● Information supplied:
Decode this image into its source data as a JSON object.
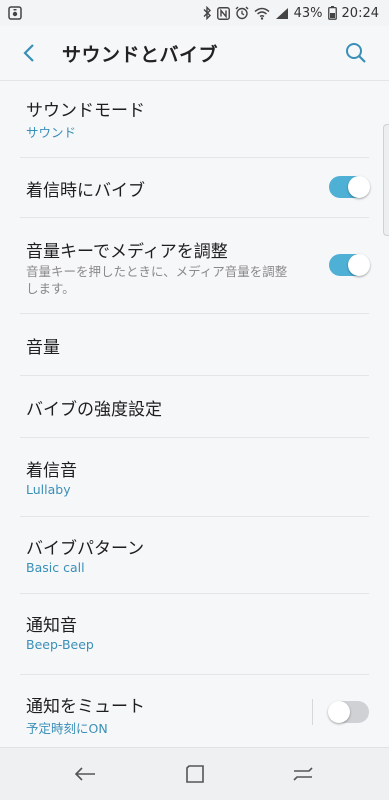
{
  "status_bar": {
    "battery_percent": "43%",
    "time": "20:24",
    "icons": [
      "media-icon",
      "bluetooth-icon",
      "nfc-icon",
      "alarm-icon",
      "wifi-icon",
      "signal-icon",
      "battery-icon"
    ]
  },
  "header": {
    "title": "サウンドとバイブ",
    "back_icon": "back-arrow-icon",
    "search_icon": "search-icon"
  },
  "colors": {
    "accent": "#3a8fb7",
    "toggle_on": "#4fb0d6",
    "toggle_off": "#cfd1d4"
  },
  "settings": [
    {
      "title": "サウンドモード",
      "subtitle": "サウンド"
    },
    {
      "title": "着信時にバイブ",
      "toggle": true
    },
    {
      "title": "音量キーでメディアを調整",
      "description": "音量キーを押したときに、メディア音量を調整します。",
      "toggle": true
    },
    {
      "title": "音量"
    },
    {
      "title": "バイブの強度設定"
    },
    {
      "title": "着信音",
      "subtitle": "Lullaby"
    },
    {
      "title": "バイブパターン",
      "subtitle": "Basic call"
    },
    {
      "title": "通知音",
      "subtitle": "Beep-Beep"
    },
    {
      "title": "通知をミュート",
      "subtitle": "予定時刻にON",
      "toggle": false
    }
  ],
  "nav_bar": {
    "icons": [
      "back-icon",
      "home-icon",
      "recents-icon"
    ]
  }
}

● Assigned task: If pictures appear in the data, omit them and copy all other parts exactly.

● Output for this exercise:
Decode this image into its source data as a JSON object.
{
  "status_bar": {
    "battery_percent": "43%",
    "time": "20:24",
    "icons": [
      "media-icon",
      "bluetooth-icon",
      "nfc-icon",
      "alarm-icon",
      "wifi-icon",
      "signal-icon",
      "battery-icon"
    ]
  },
  "header": {
    "title": "サウンドとバイブ",
    "back_icon": "back-arrow-icon",
    "search_icon": "search-icon"
  },
  "colors": {
    "accent": "#3a8fb7",
    "toggle_on": "#4fb0d6",
    "toggle_off": "#cfd1d4"
  },
  "settings": [
    {
      "title": "サウンドモード",
      "subtitle": "サウンド"
    },
    {
      "title": "着信時にバイブ",
      "toggle": true
    },
    {
      "title": "音量キーでメディアを調整",
      "description": "音量キーを押したときに、メディア音量を調整します。",
      "toggle": true
    },
    {
      "title": "音量"
    },
    {
      "title": "バイブの強度設定"
    },
    {
      "title": "着信音",
      "subtitle": "Lullaby"
    },
    {
      "title": "バイブパターン",
      "subtitle": "Basic call"
    },
    {
      "title": "通知音",
      "subtitle": "Beep-Beep"
    },
    {
      "title": "通知をミュート",
      "subtitle": "予定時刻にON",
      "toggle": false
    }
  ],
  "nav_bar": {
    "icons": [
      "back-icon",
      "home-icon",
      "recents-icon"
    ]
  }
}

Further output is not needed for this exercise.